Apple finally officially made the leap into advertising on apps on its iPhone and iPad last week with the announcement of iAd. Of course, we’ve all been expecting that since they acquired Quattro Wireless—but it looked like no one was as excited as soon-to-be-full-on-rival Google.
As rumored, Google’s CEO Eric Schmidt is already telling the US government what iAds mean for the mobile ad market. And the bottom line for him? iAds mean the FTC should approve Google’s acquisition of AdMob.
Well, of course.
Google’s acquisition was announced in November. The next month, consumer groups lobbied the FTC, saying the deal would stifle competition in the mobile app ad market. Last month, the FTC turned to rival app advertising companies for feedback on the pending deal.
According to Reuters, Schmidt thinks iAds pretty much make his case for him:
Apple’s plan to make a foray into the advertising market with iAd, was “evidence of a highly competitive market.”
“It just seems obvious to me,” said Schmidt.
Of course, Quattro was already a player in the app ad market, so it’s not like Apple’s introducing a totally new entity. However, with Apple’s backing, Quattro may be positioned to truly compete with a giant like Google.
It looks like Google definitely needs the help. According to Reuters:
FTC staff have been canvassing app developers to try to line up support to fight the deal, said one developer, who asked to remain unidentified because he had been interviewed by FTC attorneys.
“It’s been really interesting talking to them because they are so dead set against this,” said the developer. “They have been clearly positioning to try to stop this.”
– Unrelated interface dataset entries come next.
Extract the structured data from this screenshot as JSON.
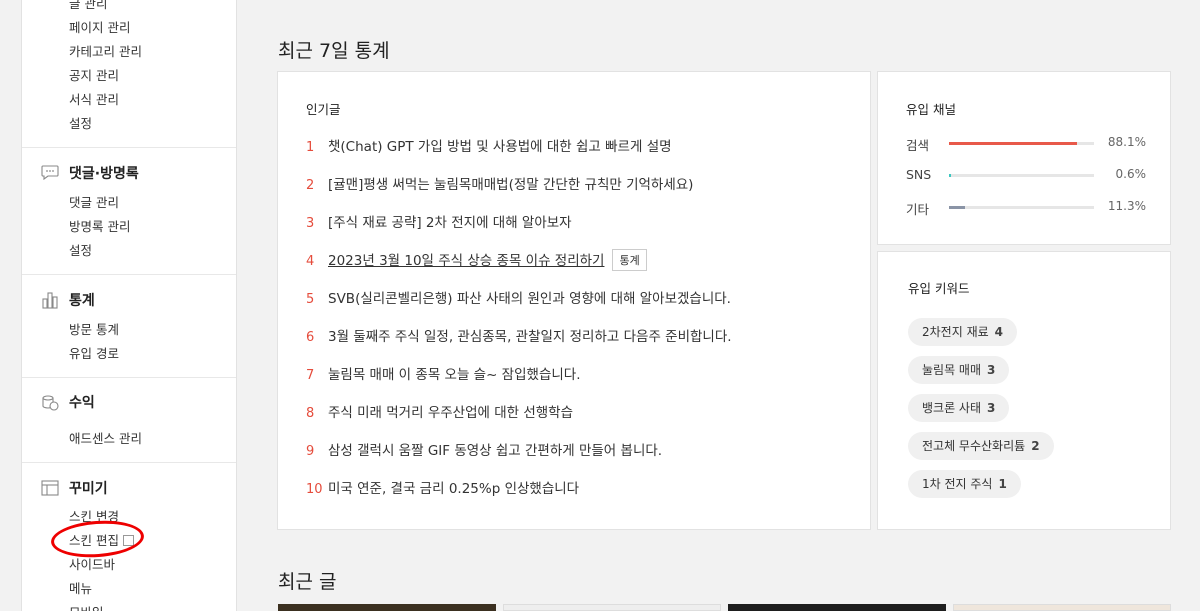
{
  "sidebar": {
    "top_items": [
      "글 관리",
      "페이지 관리",
      "카테고리 관리",
      "공지 관리",
      "서식 관리",
      "설정"
    ],
    "sections": [
      {
        "title": "댓글·방명록",
        "icon": "comment-icon",
        "items": [
          "댓글 관리",
          "방명록 관리",
          "설정"
        ]
      },
      {
        "title": "통계",
        "icon": "bar-chart-icon",
        "items": [
          "방문 통계",
          "유입 경로"
        ]
      },
      {
        "title": "수익",
        "icon": "coins-icon",
        "items": [
          "애드센스 관리"
        ]
      },
      {
        "title": "꾸미기",
        "icon": "layout-icon",
        "items": [
          "스킨 변경",
          "스킨 편집",
          "사이드바",
          "메뉴",
          "모바일"
        ]
      }
    ]
  },
  "main": {
    "stats_title": "최근 7일 통계",
    "recent_title": "최근 글"
  },
  "popular": {
    "title": "인기글",
    "items": [
      {
        "num": "1",
        "title": "챗(Chat) GPT 가입 방법 및 사용법에 대한 쉽고 빠르게 설명"
      },
      {
        "num": "2",
        "title": "[귤맨]평생 써먹는 눌림목매매법(정말 간단한 규칙만 기억하세요)"
      },
      {
        "num": "3",
        "title": "[주식 재료 공략] 2차 전지에 대해 알아보자"
      },
      {
        "num": "4",
        "title": "2023년 3월 10일 주식 상승 종목 이슈 정리하기",
        "tag": "통계"
      },
      {
        "num": "5",
        "title": "SVB(실리콘벨리은행) 파산 사태의 원인과 영향에 대해 알아보겠습니다."
      },
      {
        "num": "6",
        "title": "3월 둘째주 주식 일정, 관심종목, 관찰일지 정리하고 다음주 준비합니다."
      },
      {
        "num": "7",
        "title": "눌림목 매매 이 종목 오늘 슬~ 잠입했습니다."
      },
      {
        "num": "8",
        "title": "주식 미래 먹거리 우주산업에 대한 선행학습"
      },
      {
        "num": "9",
        "title": "삼성 갤럭시 움짤 GIF 동영상 쉽고 간편하게 만들어 봅니다."
      },
      {
        "num": "10",
        "title": "미국 연준, 결국 금리 0.25%p 인상했습니다"
      }
    ]
  },
  "channels": {
    "title": "유입 채널",
    "items": [
      {
        "label": "검색",
        "percent": "88.1%",
        "value": 88.1,
        "color": "#e8594a"
      },
      {
        "label": "SNS",
        "percent": "0.6%",
        "value": 0.6,
        "color": "#3cc7c0"
      },
      {
        "label": "기타",
        "percent": "11.3%",
        "value": 11.3,
        "color": "#8a94a6"
      }
    ]
  },
  "keywords": {
    "title": "유입 키워드",
    "items": [
      {
        "label": "2차전지 재료",
        "count": "4"
      },
      {
        "label": "눌림목 매매",
        "count": "3"
      },
      {
        "label": "뱅크론 사태",
        "count": "3"
      },
      {
        "label": "전고체 무수산화리튬",
        "count": "2"
      },
      {
        "label": "1차 전지 주식",
        "count": "1"
      }
    ]
  }
}
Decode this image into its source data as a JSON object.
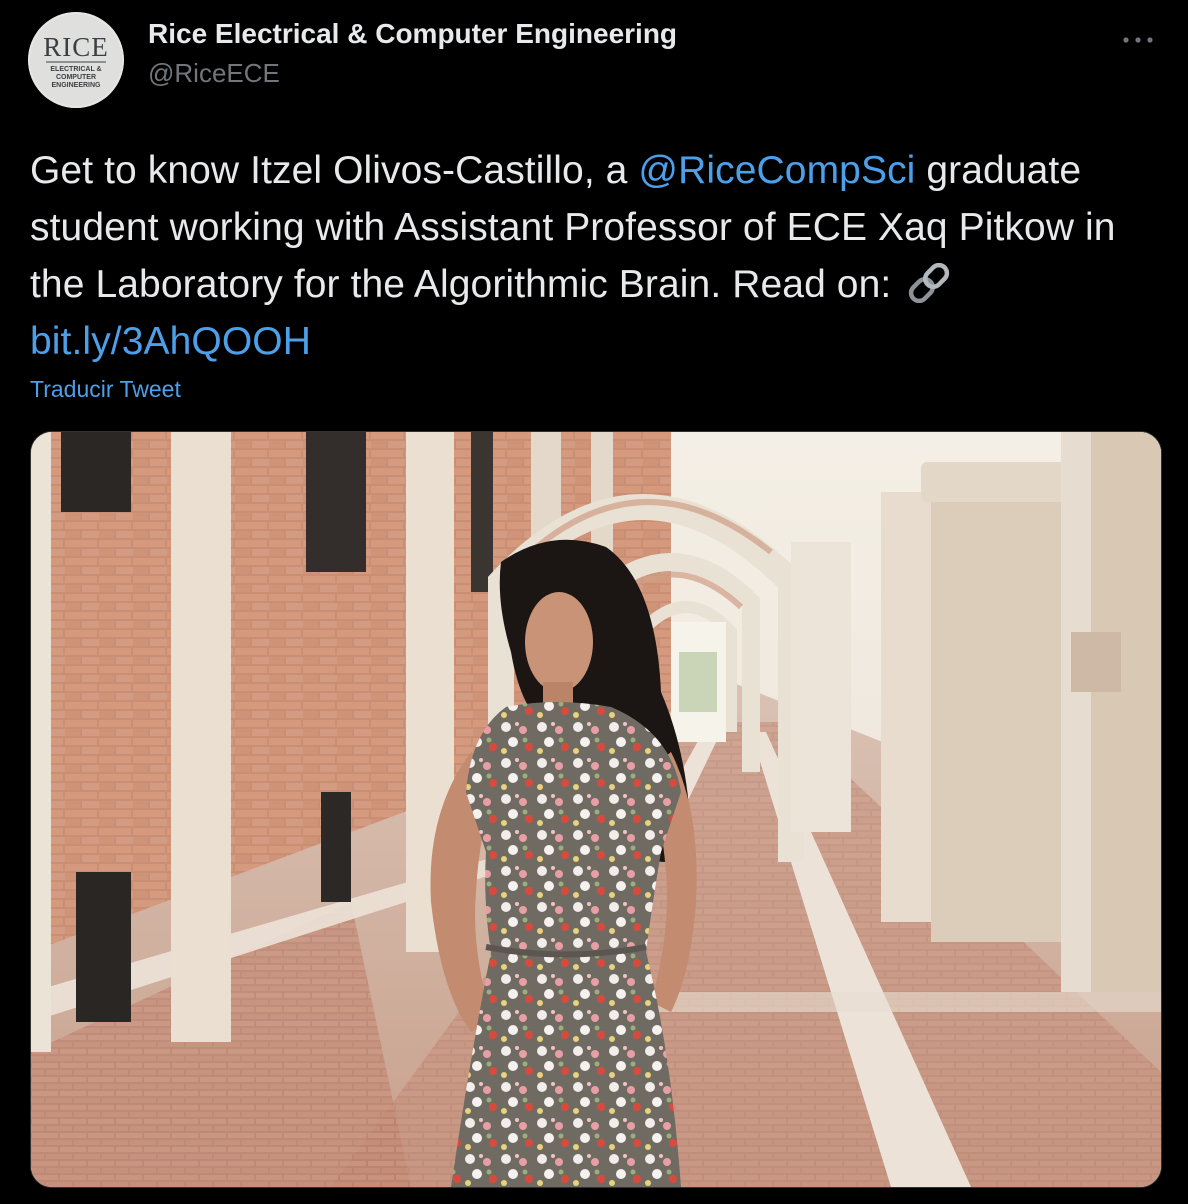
{
  "tweet": {
    "author": {
      "display_name": "Rice Electrical & Computer Engineering",
      "handle": "@RiceECE",
      "avatar": {
        "logo_word": "RICE",
        "logo_line1": "ELECTRICAL &",
        "logo_line2": "COMPUTER",
        "logo_line3": "ENGINEERING"
      }
    },
    "more_icon": "ellipsis-icon",
    "text": {
      "part1": "Get to know Itzel Olivos-Castillo, a ",
      "mention": "@RiceCompSci",
      "part2": " graduate student working with Assistant Professor of ECE Xaq Pitkow in the Laboratory for the Algorithmic Brain. Read on: ",
      "link_icon": "link-emoji-icon",
      "link": "bit.ly/3AhQOOH"
    },
    "translate_label": "Traducir Tweet",
    "media": {
      "kind": "photo",
      "icon": "photo-icon"
    }
  },
  "colors": {
    "background": "#000000",
    "text": "#e7e9ea",
    "secondary": "#71767b",
    "accent": "#4ca0ea"
  }
}
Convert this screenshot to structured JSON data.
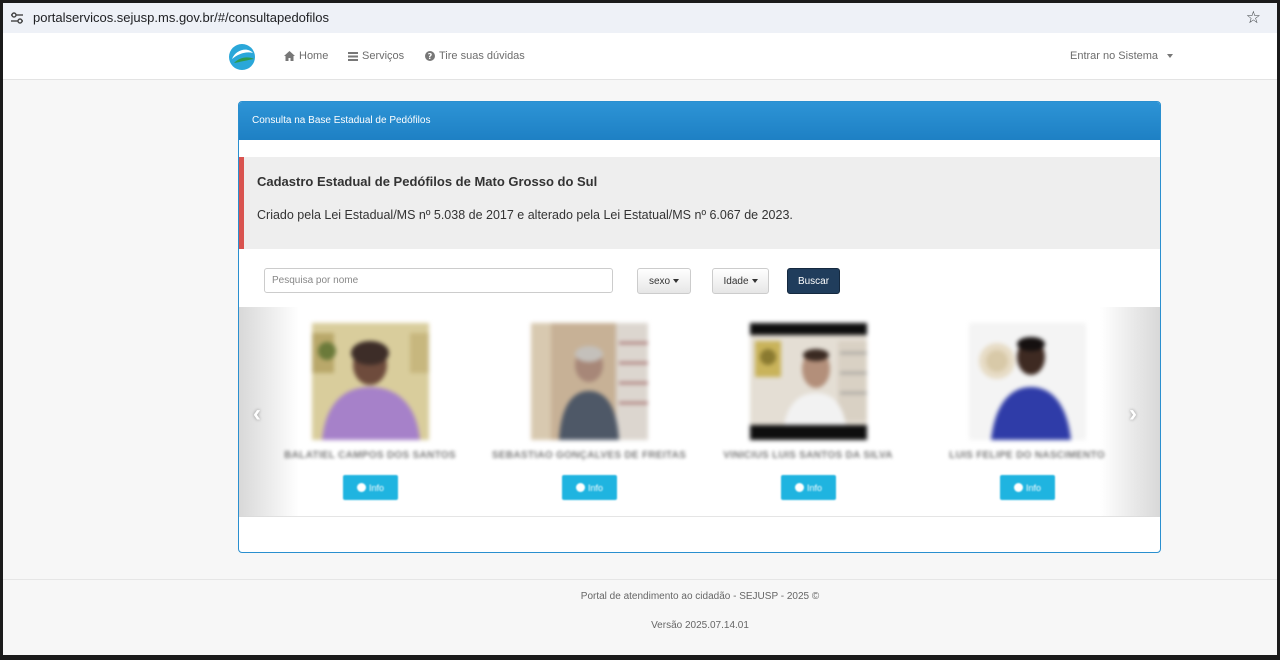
{
  "browser": {
    "url": "portalservicos.sejusp.ms.gov.br/#/consultapedofilos"
  },
  "nav": {
    "home": "Home",
    "services": "Serviços",
    "help": "Tire suas dúvidas",
    "login": "Entrar no Sistema"
  },
  "panel": {
    "heading": "Consulta na Base Estadual de Pedófilos",
    "callout_title": "Cadastro Estadual de Pedófilos de Mato Grosso do Sul",
    "callout_text": "Criado pela Lei Estadual/MS nº 5.038 de 2017 e alterado pela Lei Estatual/MS nº 6.067 de 2023."
  },
  "search": {
    "placeholder": "Pesquisa por nome",
    "sex_label": "sexo",
    "age_label": "Idade",
    "button": "Buscar"
  },
  "cards": [
    {
      "name": "BALATIEL CAMPOS DOS SANTOS",
      "info": "Info"
    },
    {
      "name": "SEBASTIAO GONÇALVES DE FREITAS",
      "info": "Info"
    },
    {
      "name": "VINICIUS LUIS SANTOS DA SILVA",
      "info": "Info"
    },
    {
      "name": "LUIS FELIPE DO NASCIMENTO",
      "info": "Info"
    }
  ],
  "footer": {
    "text": "Portal de atendimento ao cidadão - SEJUSP - 2025 ©",
    "version": "Versão 2025.07.14.01"
  },
  "colors": {
    "panel_header": "#2d94d6",
    "callout_border": "#d9534f",
    "search_button": "#203d5c",
    "info_button": "#1fb4e0"
  }
}
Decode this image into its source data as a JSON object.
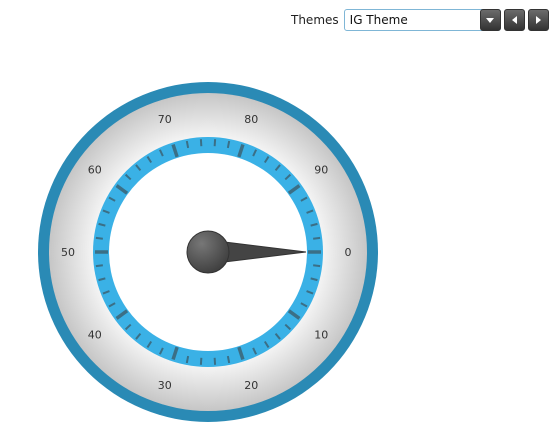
{
  "toolbar": {
    "themes_label": "Themes",
    "selected_theme": "IG Theme"
  },
  "gauge": {
    "type": "radial",
    "scale_labels": [
      "0",
      "10",
      "20",
      "30",
      "40",
      "50",
      "60",
      "70",
      "80",
      "90"
    ],
    "needle_value": 0,
    "colors": {
      "outer_ring": "#2a8ab5",
      "face_light": "#f4f4f4",
      "face_dark": "#c6c6c6",
      "range_band": "#3ab1e6",
      "tick": "#3b6f86",
      "needle": "#444444"
    }
  }
}
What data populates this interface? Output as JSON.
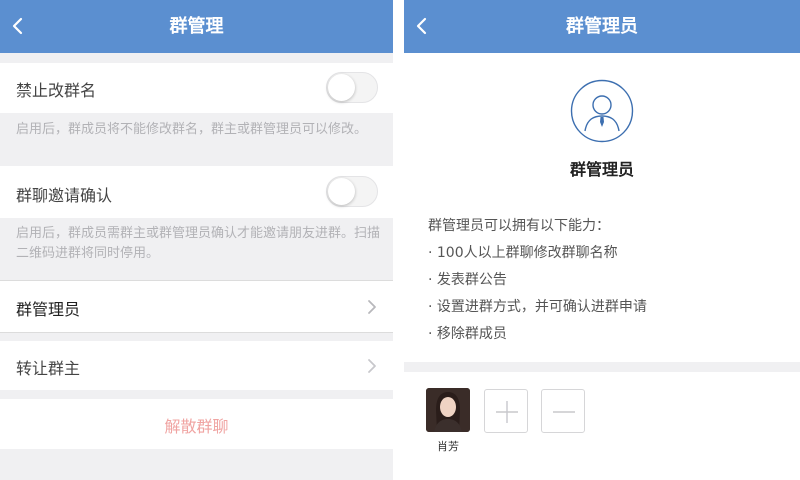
{
  "left_screen": {
    "title": "群管理",
    "no_rename": {
      "label": "禁止改群名",
      "enabled": false,
      "hint": "启用后，群成员将不能修改群名，群主或群管理员可以修改。"
    },
    "invite_confirm": {
      "label": "群聊邀请确认",
      "enabled": false,
      "hint": "启用后，群成员需群主或群管理员确认才能邀请朋友进群。扫描二维码进群将同时停用。"
    },
    "admin_row": {
      "label": "群管理员"
    },
    "transfer_row": {
      "label": "转让群主"
    },
    "dissolve_label": "解散群聊"
  },
  "right_screen": {
    "title": "群管理员",
    "heading": "群管理员",
    "capabilities_intro": "群管理员可以拥有以下能力：",
    "capabilities": [
      "· 100人以上群聊修改群聊名称",
      "· 发表群公告",
      "· 设置进群方式，并可确认进群申请",
      "· 移除群成员"
    ],
    "members": [
      {
        "name": "肖芳"
      }
    ],
    "add_label": "+",
    "remove_label": "−"
  },
  "colors": {
    "nav_bar": "#5b8fd0",
    "dissolve_text": "#f0a4a2",
    "page_background": "#f0f0f2",
    "avatar_outline": "#3d6fb0"
  },
  "icons": {
    "back": "chevron-left-icon",
    "row_arrow": "chevron-right-icon",
    "admin_avatar": "user-tie-icon",
    "add": "plus-icon",
    "remove": "minus-icon"
  }
}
Google is edging closer and closer to government action. In 2008, Google dropped its search ad deal with Yahoo just hours before the DOJ was going to file antitrust charges. Last year, Schmidt resigned from the Apple board after FTC scrutiny of his involvement in the two companies (and also because they both wanted to buy AdMob).
What do you think? Will this finally be the time Google can’t escape the government’s scrutiny?